Excerpts from a dataset
Start of Block

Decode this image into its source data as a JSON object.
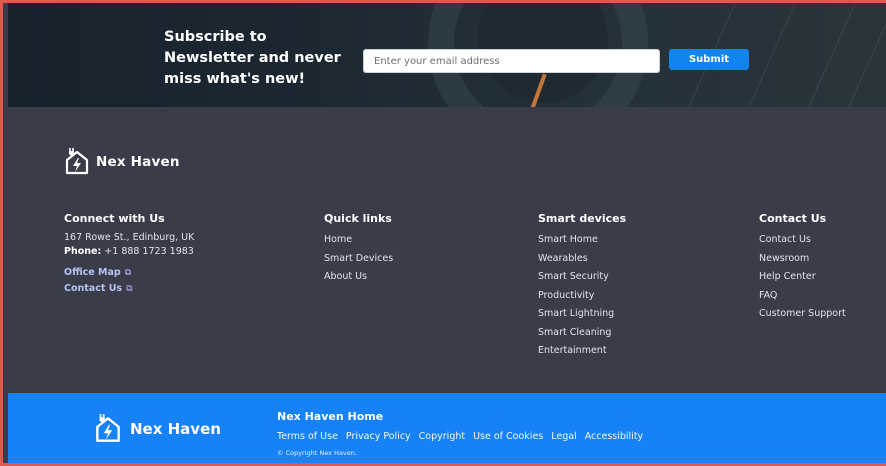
{
  "newsletter": {
    "heading": "Subscribe to Newsletter and never miss what's new!",
    "email_placeholder": "Enter your email address",
    "submit_label": "Submit"
  },
  "brand": {
    "name": "Nex Haven",
    "logo_icon": "house-plug-icon"
  },
  "connect": {
    "title": "Connect with Us",
    "address": "167 Rowe St., Edinburg, UK",
    "phone_label": "Phone:",
    "phone_value": "+1 888 1723 1983",
    "office_map": "Office Map",
    "contact_us": "Contact Us",
    "external_icon": "external-link-icon"
  },
  "quick_links": {
    "title": "Quick links",
    "items": [
      "Home",
      "Smart Devices",
      "About Us"
    ]
  },
  "smart_devices": {
    "title": "Smart devices",
    "items": [
      "Smart Home",
      "Wearables",
      "Smart Security",
      "Productivity",
      "Smart Lightning",
      "Smart Cleaning",
      "Entertainment"
    ]
  },
  "contact": {
    "title": "Contact Us",
    "items": [
      "Contact Us",
      "Newsroom",
      "Help Center",
      "FAQ",
      "Customer Support"
    ]
  },
  "bottom": {
    "home_title": "Nex Haven Home",
    "links": [
      "Terms of Use",
      "Privacy Policy",
      "Copyright",
      "Use of Cookies",
      "Legal",
      "Accessibility"
    ],
    "copyright": "© Copyright Nex Haven."
  },
  "colors": {
    "footer_bg": "#3a3c4a",
    "accent_blue": "#1682f5",
    "link_blue": "#b7c4f3",
    "border_red": "#e2584f"
  }
}
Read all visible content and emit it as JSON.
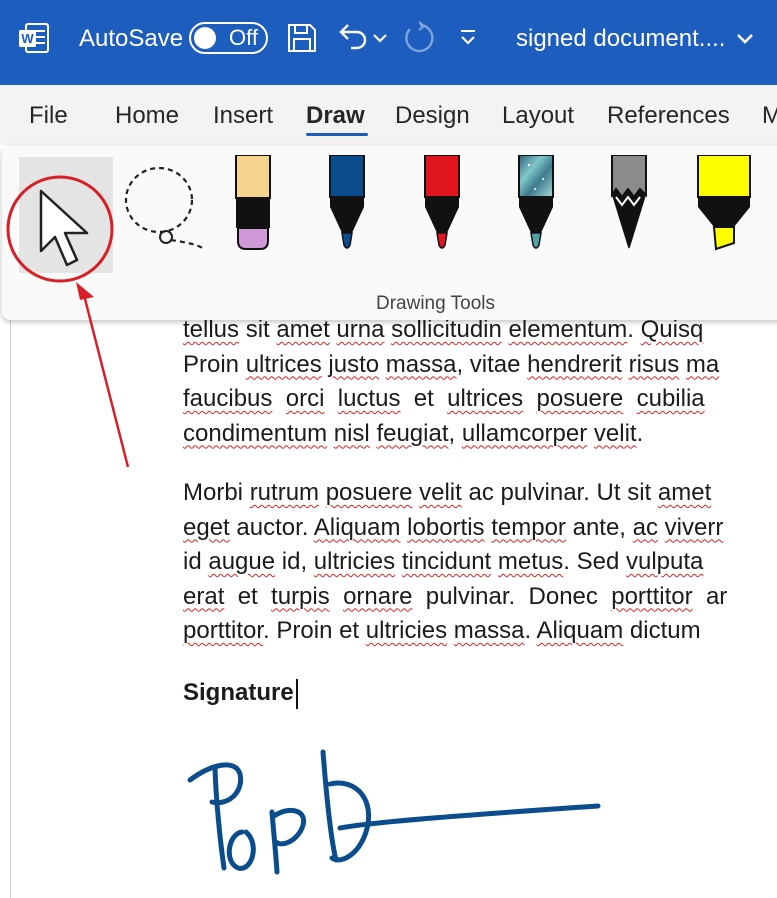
{
  "titlebar": {
    "autosave_label": "AutoSave",
    "autosave_state": "Off",
    "document_title": "signed document....",
    "background": "#1c5dbd",
    "icons": [
      "word-icon",
      "save-icon",
      "undo-icon",
      "chevron-down-icon",
      "redo-icon",
      "customize-toolbar-icon",
      "chevron-down-icon"
    ]
  },
  "tabs": [
    {
      "label": "File"
    },
    {
      "label": "Home"
    },
    {
      "label": "Insert"
    },
    {
      "label": "Draw",
      "active": true
    },
    {
      "label": "Design"
    },
    {
      "label": "Layout"
    },
    {
      "label": "References"
    },
    {
      "label": "M"
    }
  ],
  "ribbon": {
    "group_caption": "Drawing Tools",
    "tools": [
      {
        "name": "select-tool",
        "icon": "arrow-pointer-icon",
        "selected": true
      },
      {
        "name": "lasso-select-tool",
        "icon": "lasso-icon"
      },
      {
        "name": "pen-lavender",
        "icon": "pen-icon",
        "color": "#cf98d6",
        "cap": "#f5d48e"
      },
      {
        "name": "pen-blue",
        "icon": "pen-icon",
        "color": "#0b4d8c"
      },
      {
        "name": "pen-red",
        "icon": "pen-icon",
        "color": "#e0141e"
      },
      {
        "name": "pen-galaxy",
        "icon": "pen-icon",
        "color": "#4fa3a6"
      },
      {
        "name": "pencil-gray",
        "icon": "pencil-icon",
        "color": "#8b8b8b"
      },
      {
        "name": "highlighter-yellow",
        "icon": "highlighter-icon",
        "color": "#ffff00"
      }
    ]
  },
  "document": {
    "paragraphs": [
      {
        "lines": [
          [
            {
              "t": "tellus",
              "s": true
            },
            {
              "t": " sit "
            },
            {
              "t": "amet",
              "s": true
            },
            {
              "t": " "
            },
            {
              "t": "urna",
              "s": true
            },
            {
              "t": " "
            },
            {
              "t": "sollicitudin",
              "s": true
            },
            {
              "t": " "
            },
            {
              "t": "elementum",
              "s": true
            },
            {
              "t": ". "
            },
            {
              "t": "Quisq",
              "s": true
            }
          ],
          [
            {
              "t": "Proin "
            },
            {
              "t": "ultrices",
              "s": true
            },
            {
              "t": " "
            },
            {
              "t": "justo",
              "s": true
            },
            {
              "t": " "
            },
            {
              "t": "massa",
              "s": true
            },
            {
              "t": ", vitae "
            },
            {
              "t": "hendrerit",
              "s": true
            },
            {
              "t": " "
            },
            {
              "t": "risus",
              "s": true
            },
            {
              "t": " "
            },
            {
              "t": "ma",
              "s": true
            }
          ],
          [
            {
              "t": "faucibus",
              "s": true
            },
            {
              "t": "  "
            },
            {
              "t": "orci",
              "s": true
            },
            {
              "t": "  "
            },
            {
              "t": "luctus",
              "s": true
            },
            {
              "t": "  et  "
            },
            {
              "t": "ultrices",
              "s": true
            },
            {
              "t": "  "
            },
            {
              "t": "posuere",
              "s": true
            },
            {
              "t": "  "
            },
            {
              "t": "cubilia",
              "s": true
            }
          ],
          [
            {
              "t": "condimentum",
              "s": true
            },
            {
              "t": " "
            },
            {
              "t": "nisl",
              "s": true
            },
            {
              "t": " "
            },
            {
              "t": "feugiat",
              "s": true
            },
            {
              "t": ", "
            },
            {
              "t": "ullamcorper",
              "s": true
            },
            {
              "t": " "
            },
            {
              "t": "velit",
              "s": true
            },
            {
              "t": "."
            }
          ]
        ]
      },
      {
        "lines": [
          [
            {
              "t": "Morbi "
            },
            {
              "t": "rutrum",
              "s": true
            },
            {
              "t": " "
            },
            {
              "t": "posuere",
              "s": true
            },
            {
              "t": " "
            },
            {
              "t": "velit",
              "s": true
            },
            {
              "t": " ac pulvinar. Ut sit "
            },
            {
              "t": "amet",
              "s": true
            }
          ],
          [
            {
              "t": "eget",
              "s": true
            },
            {
              "t": " auctor. "
            },
            {
              "t": "Aliquam",
              "s": true
            },
            {
              "t": " "
            },
            {
              "t": "lobortis",
              "s": true
            },
            {
              "t": " "
            },
            {
              "t": "tempor",
              "s": true
            },
            {
              "t": " ante, "
            },
            {
              "t": "ac",
              "s": true
            },
            {
              "t": " "
            },
            {
              "t": "viverr",
              "s": true
            }
          ],
          [
            {
              "t": "id "
            },
            {
              "t": "augue",
              "s": true
            },
            {
              "t": " id, "
            },
            {
              "t": "ultricies",
              "s": true
            },
            {
              "t": " "
            },
            {
              "t": "tincidunt",
              "s": true
            },
            {
              "t": " "
            },
            {
              "t": "metus",
              "s": true
            },
            {
              "t": ". Sed "
            },
            {
              "t": "vulputa",
              "s": true
            }
          ],
          [
            {
              "t": "erat",
              "s": true
            },
            {
              "t": "  et  "
            },
            {
              "t": "turpis",
              "s": true
            },
            {
              "t": "  "
            },
            {
              "t": "ornare",
              "s": true
            },
            {
              "t": "  pulvinar.  Donec  "
            },
            {
              "t": "porttitor",
              "s": true
            },
            {
              "t": "  ar"
            }
          ],
          [
            {
              "t": "porttitor",
              "s": true
            },
            {
              "t": ". Proin et "
            },
            {
              "t": "ultricies",
              "s": true
            },
            {
              "t": " "
            },
            {
              "t": "massa",
              "s": true
            },
            {
              "t": ". "
            },
            {
              "t": "Aliquam",
              "s": true
            },
            {
              "t": " dictum "
            }
          ]
        ]
      }
    ],
    "signature_label": "Signature",
    "signature_ink_color": "#0b4d8c"
  },
  "annotation": {
    "color": "#d61f26"
  }
}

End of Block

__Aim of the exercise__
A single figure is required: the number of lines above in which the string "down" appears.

__Written response__
2